The entire 4 day search tested 93,994,568,009 prefixes corresponding to 345,450,362,522 instructions costing 678,634,413,962 time steps (some instructions cost more than 1 step, in particular, those making copies of strings with length , or those increasing the probabilities of more than one instruction). Search time of an optimal solver is a natural measure of initial bias. Clearly, most tested prefixes are short -- they either halt or get interrupted soon. Still, some programs do run for a long time; the longest measured runtime exceeded 30 billion steps. The stacks of recursive invocations of Try for storage management (Section 2.1) collectively never held more than 20,000 elements though.

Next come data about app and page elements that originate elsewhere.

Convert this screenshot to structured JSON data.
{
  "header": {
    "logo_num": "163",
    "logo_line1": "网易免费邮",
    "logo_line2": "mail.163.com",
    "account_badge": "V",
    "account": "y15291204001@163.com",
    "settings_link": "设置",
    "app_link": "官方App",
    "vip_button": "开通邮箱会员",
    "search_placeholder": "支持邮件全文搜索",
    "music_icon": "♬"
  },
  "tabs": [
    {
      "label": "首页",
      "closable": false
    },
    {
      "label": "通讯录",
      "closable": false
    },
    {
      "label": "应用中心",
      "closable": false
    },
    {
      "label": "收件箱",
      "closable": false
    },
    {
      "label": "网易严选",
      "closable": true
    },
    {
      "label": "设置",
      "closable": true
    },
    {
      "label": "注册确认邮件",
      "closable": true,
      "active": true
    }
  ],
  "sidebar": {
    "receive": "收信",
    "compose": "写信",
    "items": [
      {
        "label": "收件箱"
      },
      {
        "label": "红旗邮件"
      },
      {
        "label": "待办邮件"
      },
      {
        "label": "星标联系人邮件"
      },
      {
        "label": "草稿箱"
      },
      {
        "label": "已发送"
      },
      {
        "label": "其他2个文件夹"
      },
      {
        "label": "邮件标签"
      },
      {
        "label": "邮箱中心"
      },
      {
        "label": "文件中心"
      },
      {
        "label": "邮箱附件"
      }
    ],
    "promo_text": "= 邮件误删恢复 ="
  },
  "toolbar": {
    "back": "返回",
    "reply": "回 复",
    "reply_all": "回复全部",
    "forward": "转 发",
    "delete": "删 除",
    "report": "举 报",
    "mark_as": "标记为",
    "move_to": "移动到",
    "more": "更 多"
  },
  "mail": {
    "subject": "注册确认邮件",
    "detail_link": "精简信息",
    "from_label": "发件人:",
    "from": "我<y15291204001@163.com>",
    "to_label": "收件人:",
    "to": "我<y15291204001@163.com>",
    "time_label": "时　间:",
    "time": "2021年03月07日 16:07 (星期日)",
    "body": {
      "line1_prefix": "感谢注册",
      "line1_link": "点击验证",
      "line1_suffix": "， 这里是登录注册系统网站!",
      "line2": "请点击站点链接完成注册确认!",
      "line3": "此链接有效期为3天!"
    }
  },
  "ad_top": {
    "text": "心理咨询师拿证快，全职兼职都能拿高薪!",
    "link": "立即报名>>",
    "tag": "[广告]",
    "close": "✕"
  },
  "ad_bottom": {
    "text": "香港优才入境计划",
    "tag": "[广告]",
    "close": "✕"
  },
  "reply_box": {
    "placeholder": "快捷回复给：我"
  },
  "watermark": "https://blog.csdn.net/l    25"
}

Different initial bias will yield different results. E.g., we could set to zero the initial probabilities of most of the 73 initial instructions (most are unnecessary for our two problem classes), and then solve all tasks more quickly (at the expense of obtaining a non-universal initial programming language). The point of this experimental section, however, is not to find the most reasonable initial bias for particular problems, but to illustrate the general functionality of the first general near-bias-optimal incremental learner. In ongoing research we are equipping OOPS with neural network primitives and are applying it to robotics. Since OOPS will scale to larger problems in essentially unbeatable fashion, the hardware speed-up factor of expected for the next 30 years appears promising.